Posted by Matt on February 25, 2005

In Reply to: Re: Cabbaged - 1811 use posted by James Briggs on February 01, 2005

: : : : : Does anyone know where the word 'cabbaged' came from?

: : : : There's a country (West Virginia) saying about someone cabbaging on to something. "I left my magazine here and somebody cabbaged on to it." This reference says it means "to pilfer, steal. Latch on to." But it doesn't have an origin. "Dictionary of American Regional English," Volume II by Frederic G. Cassidy and Joan Houston Hall (1991, Belknap Press of Harvard University Press, Cambridge, Mass., and London, England).

: : : It's also recorded in this sense - among many others - in my 1948 American Thesaurus of Slang. No origin, I'm afraid. It was also slang for 'cheat'.
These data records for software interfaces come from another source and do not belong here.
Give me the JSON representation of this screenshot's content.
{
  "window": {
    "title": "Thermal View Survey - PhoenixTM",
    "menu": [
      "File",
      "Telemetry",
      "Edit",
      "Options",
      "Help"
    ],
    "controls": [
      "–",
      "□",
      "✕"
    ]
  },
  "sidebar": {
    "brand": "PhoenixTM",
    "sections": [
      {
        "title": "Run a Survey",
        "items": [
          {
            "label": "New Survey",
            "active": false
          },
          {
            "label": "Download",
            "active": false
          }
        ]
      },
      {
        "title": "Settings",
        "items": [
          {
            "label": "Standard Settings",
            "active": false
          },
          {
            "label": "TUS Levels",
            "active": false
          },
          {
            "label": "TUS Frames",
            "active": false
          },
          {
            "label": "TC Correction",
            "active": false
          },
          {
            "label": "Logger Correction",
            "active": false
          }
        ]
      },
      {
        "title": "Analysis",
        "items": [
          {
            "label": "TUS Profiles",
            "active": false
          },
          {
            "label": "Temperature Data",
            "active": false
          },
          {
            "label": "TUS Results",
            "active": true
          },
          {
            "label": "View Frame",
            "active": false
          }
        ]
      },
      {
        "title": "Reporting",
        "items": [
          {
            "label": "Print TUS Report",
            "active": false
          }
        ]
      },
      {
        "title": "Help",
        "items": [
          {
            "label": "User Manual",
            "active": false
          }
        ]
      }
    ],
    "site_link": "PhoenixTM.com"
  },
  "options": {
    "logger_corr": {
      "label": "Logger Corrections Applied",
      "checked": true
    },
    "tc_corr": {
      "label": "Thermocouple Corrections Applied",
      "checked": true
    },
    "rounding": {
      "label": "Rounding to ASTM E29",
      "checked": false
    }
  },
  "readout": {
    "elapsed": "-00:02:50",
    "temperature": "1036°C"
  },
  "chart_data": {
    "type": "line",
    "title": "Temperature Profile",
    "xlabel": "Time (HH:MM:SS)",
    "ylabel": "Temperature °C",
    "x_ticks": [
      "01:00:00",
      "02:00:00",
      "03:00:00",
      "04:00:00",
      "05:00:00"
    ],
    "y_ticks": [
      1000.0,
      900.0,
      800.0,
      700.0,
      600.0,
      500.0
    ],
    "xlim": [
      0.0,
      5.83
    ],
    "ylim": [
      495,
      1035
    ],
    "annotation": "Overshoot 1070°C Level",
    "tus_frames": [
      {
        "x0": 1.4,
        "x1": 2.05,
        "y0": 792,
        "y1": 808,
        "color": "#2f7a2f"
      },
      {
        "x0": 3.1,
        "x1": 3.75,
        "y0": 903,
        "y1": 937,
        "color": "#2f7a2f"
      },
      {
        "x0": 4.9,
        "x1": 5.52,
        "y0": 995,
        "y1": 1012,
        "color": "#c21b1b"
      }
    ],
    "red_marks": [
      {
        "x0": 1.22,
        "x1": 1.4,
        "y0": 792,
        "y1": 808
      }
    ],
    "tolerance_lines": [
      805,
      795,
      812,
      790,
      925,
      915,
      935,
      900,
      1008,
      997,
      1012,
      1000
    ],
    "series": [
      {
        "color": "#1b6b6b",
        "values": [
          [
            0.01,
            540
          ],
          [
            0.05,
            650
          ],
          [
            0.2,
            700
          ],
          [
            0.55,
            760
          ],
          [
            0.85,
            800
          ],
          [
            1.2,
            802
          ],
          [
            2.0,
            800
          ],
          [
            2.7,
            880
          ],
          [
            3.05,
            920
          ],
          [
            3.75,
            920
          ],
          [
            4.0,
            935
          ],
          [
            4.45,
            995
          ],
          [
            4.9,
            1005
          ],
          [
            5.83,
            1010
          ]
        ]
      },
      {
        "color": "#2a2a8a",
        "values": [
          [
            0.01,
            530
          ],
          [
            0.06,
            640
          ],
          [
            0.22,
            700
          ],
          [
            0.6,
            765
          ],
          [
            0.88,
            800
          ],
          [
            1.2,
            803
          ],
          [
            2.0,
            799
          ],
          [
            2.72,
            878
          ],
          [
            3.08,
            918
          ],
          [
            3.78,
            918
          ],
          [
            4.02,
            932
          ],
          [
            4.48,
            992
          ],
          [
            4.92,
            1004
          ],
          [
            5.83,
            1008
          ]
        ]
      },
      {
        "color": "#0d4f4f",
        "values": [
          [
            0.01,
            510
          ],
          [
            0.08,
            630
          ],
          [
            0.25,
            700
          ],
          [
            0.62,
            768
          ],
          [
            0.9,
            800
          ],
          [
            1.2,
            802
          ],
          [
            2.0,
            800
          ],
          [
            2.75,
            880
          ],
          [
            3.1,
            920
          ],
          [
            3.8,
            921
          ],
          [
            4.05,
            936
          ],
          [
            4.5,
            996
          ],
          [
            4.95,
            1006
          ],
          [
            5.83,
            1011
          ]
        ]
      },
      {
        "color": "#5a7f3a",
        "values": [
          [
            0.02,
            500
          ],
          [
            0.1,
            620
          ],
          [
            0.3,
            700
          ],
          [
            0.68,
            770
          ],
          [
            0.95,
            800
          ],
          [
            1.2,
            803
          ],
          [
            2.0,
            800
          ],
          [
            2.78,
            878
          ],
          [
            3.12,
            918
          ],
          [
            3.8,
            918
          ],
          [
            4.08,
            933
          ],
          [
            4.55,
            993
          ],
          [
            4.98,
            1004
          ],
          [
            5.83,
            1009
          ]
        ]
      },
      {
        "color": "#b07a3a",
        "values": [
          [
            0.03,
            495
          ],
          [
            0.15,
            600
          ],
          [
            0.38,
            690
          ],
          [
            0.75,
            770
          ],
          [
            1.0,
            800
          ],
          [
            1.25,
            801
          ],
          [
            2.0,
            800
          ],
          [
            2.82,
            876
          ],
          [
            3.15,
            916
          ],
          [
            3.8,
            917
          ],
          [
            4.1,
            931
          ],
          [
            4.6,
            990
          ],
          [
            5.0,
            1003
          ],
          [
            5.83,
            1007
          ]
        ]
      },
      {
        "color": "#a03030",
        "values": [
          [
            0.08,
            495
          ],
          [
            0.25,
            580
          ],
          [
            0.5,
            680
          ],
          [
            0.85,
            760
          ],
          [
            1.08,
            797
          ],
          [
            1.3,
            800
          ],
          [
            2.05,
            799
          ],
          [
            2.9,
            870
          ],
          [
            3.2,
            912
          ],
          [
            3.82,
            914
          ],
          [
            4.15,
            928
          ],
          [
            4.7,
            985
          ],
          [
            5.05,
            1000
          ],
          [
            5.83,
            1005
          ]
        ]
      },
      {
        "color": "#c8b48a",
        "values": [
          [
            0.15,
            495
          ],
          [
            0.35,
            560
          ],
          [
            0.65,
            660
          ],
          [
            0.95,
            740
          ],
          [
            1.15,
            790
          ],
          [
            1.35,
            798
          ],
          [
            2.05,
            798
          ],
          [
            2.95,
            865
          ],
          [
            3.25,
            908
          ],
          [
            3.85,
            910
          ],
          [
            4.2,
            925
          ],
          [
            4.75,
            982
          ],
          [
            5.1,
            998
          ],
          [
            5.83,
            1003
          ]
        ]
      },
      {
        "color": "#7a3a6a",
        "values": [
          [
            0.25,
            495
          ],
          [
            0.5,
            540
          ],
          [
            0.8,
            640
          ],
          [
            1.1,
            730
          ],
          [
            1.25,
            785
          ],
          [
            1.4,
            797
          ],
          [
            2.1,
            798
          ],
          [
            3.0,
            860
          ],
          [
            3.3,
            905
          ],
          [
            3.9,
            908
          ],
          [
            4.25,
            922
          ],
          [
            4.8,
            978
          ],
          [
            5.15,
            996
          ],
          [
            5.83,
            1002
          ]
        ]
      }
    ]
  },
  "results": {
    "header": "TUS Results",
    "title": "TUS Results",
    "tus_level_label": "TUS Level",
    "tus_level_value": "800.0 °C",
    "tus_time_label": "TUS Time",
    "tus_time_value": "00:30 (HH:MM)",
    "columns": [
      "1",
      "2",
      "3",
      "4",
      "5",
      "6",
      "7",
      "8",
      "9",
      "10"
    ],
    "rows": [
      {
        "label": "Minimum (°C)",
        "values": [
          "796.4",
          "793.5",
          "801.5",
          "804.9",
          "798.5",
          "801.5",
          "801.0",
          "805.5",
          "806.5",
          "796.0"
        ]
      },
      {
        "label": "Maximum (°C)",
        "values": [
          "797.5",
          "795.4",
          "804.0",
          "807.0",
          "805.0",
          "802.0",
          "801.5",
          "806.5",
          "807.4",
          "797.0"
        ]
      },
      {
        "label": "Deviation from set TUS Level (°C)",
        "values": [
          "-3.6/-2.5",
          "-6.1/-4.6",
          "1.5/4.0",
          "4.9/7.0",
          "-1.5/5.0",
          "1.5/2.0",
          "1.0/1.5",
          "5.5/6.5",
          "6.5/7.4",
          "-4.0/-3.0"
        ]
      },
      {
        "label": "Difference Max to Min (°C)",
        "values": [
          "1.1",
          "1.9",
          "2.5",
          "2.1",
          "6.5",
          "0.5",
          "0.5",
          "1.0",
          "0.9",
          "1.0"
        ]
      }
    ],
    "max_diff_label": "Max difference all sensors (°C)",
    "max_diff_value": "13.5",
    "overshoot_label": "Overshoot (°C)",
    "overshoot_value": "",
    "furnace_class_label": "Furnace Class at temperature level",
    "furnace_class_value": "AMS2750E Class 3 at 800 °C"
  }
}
: : How are you using cabbage? The OED has a few entries for cabbage as a verb. One means to grow to a head, another means to pilfer or appropriate surreptiously, as in to plagiarise and one means to crib. I think the origin will depend on how you are using it. If you can let me know, I'll see if I can fill in some of the blanks

: My 1811 Dictionary of the Vulgar Tongue says: (Incidentally, was is 'whiffled' - no guesses allowed?!)

: CABBAGE. Cloth, stuff, or silk purloined by taylors from their employers, which they deposit in a place called 'hell', or their 'eye': from the first, when taxed, with their knavery, they equivocally swear, that if they have taken any, they wish they may find it in hell; or, alluding to the second, protest, that what they have over and above is not more than they could put in their eye.- When the scrotum is relaxed or whiffled, it is said they will not cabbage.

The verb "cabbage", according to Websters, is probably derived from "cabas," the Middle French word for "cheating or theft.